The type of work the breed does: The Australian Shepherds like all other breeds of Shepherds are working dogs. They helped the farmers guard their livestock and cattle on vast farms. They are generally very protective in nature and serve as good guard-dogs, helping keep away unwanted or suspicious neighbors. They excel in several types of dog sports and can bring immense pride to their owner.
Physical Appearance: These dogs range in height between 18 to 23 inches and could weigh anything from 35 to 60 pounds with eight different colors combinations of red or blue merle, black and red. Distinctions of color are observed between each of these types. Their eye colors also differ and could be green, hazel, amber or even bi-colored. The tails are short bobbed or even docked with the country's permit. Some breeders prefer to keep the tail long in order to show the breed ring on the tail. They have a double coat of fur and curled down ears.
Personality and temperament: This group of dogs is very energetic and friendly. They are very possessive about their owners and are very good at guarding the owner as well as his property. This particular trait can be particularly intimidating to children. However, in general it is very friendly with children and serves very well as family dogs. They are only too happy to show-off all the tricks they've mastered. They are very intelligent and quickly learn the ropes of whatever job they are entrusted with. When they do not have enough work, they get frustrated and hyper, indulging in barking and running around for no apparent reason.
Care: Australian Shepherds are very playful, fun-loving and intelligent in nature. They should preferably be kept in secured and fenced. They need a lot of daily activity to stay healthy and happy.
Living environment: The Australian Shepherd tends to have a high energy level and should be allowed to work and play. With the lack of enough activity it tends to get bored and frustrated. They love being with company especially with their owner and other people they hold close to their heart. They are also good travelers.
At a glance:
Breed Group: Herding Dog Group
Height: 18-23 inches
Weight: 35 - 50 pounds (male)
Color: Vary colored from blue, red or black merle usually with markings
Life Expectancy: 12-15 years
Average litter size: 6 - 9
Australian Shepherd And Collie Mix
They form strong bonds with their family and demand a great deal of attention and time. They will follow their master from room to room in a house and want to ride in the car, help with chores, etc. If left alone for long periods of time, they may invent their own entertainment which can include destroying the furnishings or garden. They need to be properly socialized with children and pets and may nip at the heels of children.
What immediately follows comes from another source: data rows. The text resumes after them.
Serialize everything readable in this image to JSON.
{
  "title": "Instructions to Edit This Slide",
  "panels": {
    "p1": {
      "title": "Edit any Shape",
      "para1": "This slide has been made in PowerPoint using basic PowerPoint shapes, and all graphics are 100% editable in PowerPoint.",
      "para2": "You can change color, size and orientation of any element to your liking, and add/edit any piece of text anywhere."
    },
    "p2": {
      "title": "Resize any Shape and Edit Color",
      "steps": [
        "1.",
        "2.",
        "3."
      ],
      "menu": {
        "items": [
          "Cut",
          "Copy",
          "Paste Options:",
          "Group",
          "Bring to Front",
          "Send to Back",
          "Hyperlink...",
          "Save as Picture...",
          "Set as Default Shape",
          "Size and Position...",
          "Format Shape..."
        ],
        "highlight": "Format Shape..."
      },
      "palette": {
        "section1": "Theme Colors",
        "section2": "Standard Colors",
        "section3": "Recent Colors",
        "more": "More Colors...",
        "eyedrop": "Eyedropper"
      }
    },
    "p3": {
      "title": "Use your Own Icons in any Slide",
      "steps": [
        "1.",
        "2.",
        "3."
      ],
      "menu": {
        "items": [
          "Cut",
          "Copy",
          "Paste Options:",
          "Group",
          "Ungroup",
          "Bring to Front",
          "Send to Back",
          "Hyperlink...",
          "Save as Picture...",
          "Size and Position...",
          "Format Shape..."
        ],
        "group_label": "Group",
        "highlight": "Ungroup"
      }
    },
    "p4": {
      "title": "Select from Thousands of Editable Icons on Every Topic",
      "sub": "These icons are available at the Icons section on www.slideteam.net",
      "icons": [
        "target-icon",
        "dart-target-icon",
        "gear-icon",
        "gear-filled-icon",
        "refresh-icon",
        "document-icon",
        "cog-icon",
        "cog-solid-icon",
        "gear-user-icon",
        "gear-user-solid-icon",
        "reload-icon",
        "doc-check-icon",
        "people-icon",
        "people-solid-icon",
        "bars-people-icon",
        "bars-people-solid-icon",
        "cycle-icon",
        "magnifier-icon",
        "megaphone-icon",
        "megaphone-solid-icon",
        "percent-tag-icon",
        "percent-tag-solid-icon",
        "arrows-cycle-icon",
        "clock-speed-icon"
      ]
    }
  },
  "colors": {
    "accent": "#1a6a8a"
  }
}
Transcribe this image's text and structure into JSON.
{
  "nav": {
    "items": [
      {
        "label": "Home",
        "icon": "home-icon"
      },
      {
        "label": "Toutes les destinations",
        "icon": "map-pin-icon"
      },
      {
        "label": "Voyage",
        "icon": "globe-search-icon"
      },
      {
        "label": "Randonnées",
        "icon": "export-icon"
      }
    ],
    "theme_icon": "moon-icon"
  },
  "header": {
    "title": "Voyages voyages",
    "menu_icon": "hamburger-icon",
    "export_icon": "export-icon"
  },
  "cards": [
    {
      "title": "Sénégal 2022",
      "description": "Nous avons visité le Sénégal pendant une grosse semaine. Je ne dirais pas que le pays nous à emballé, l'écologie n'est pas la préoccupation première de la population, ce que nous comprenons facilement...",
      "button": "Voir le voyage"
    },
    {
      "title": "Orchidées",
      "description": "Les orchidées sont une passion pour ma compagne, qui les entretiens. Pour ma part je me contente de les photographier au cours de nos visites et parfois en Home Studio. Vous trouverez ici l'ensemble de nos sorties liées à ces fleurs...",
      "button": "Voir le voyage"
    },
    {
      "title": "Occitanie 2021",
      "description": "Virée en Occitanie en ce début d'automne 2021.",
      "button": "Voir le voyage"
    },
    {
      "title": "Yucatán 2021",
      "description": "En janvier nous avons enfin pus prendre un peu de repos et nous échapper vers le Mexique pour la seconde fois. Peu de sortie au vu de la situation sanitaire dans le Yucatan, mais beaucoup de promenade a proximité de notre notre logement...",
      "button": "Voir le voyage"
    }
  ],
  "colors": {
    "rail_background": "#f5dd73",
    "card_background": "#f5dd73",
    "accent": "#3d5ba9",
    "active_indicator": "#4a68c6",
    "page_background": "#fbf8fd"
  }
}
She is a very protective dog of both body and property.
Approximate Adult Size
The approximate adult size (two years old or older) of the male Australian Shepherd is 20 to 23 inches to the withers (highest point of the shoulder) and from 50 to 65 pounds. The female should run about 18 to 21 inches to the withers and 40 to 55 pounds.
Special Health Considerations
Some heartworm medications may be toxic to this breed due to a gene mutation. Your veterinarian can test for this. She can suffer from canine hip dysplasia (genetic based looseness in the hip joint that can lead to arthritis pain and lameness), hereditary eye problems, hypothyroidism (sluggish thyroid gland which can result in weight gain), discoid lupus erythematosus (an autoimmune disease), cleft palate, seizures, von Willebrand's disease (a problem with blood clotting), and patent ductus arteriosis (a circulatory abnormality).
Brush this breed often with a firm bristle brush and wash when necessary. She will shed quite a bit. Brushing will help keep your pets coat clean and healthy, help avoid tangles and help keep your house more free of shed hair. Brushing will also help you keep a closer eye on your pet health and strengthen your emotional bond with her.
Her coat is of moderate length and medium coarseness. Be prepared to become real friendly with your vacuum cleaner if kept indoors. Her teeth should be brushed at least twice a week with toothpaste and toothbrush designed for dogs. Brushing removes the accumulation of plaque and tartar which can cause cavities (rarely) and periodontal disease. Dog periodontal disease can lead to pain, loss of teeth, bad breath and other serious disease.
The Australian Shepherd can live between 12 and 15 years with proper nutrition, medical care and excellent living conditions.
The only working livestock breed actually developed in the western portion of America, although she does have some roots in Australia. She was developed from sheep dogs that were imported with flocks of sheep from Australia, France, Spain, New Zealand, Latin America and England during the late 1800 and early 1900 period, especially during the California gold rush. Australian Shepherds were popularized, especially in California, after World War II by horse shows, rodeos and movies.
* ASCR Australian Shepherd Club of America
* UKC United Kennel Club
* NKC National Kennel Club
* CKC Continental Kennel Club
* APRI Americas Pet Registry Inc.
* AKC American Kennel Club
Terms To Describe The Breed
Intelligent, good natured, even disposition, good stamina, agile, muscular, balanced and devoted.
has sinced written about articles on various topics from . . 's top article . Bookmark to your Favourites.
College Students And Money Having a credit score and history that says good things about them will help them take pride in what they have learned and accomplished during their college years and will lay the groundwork for a su...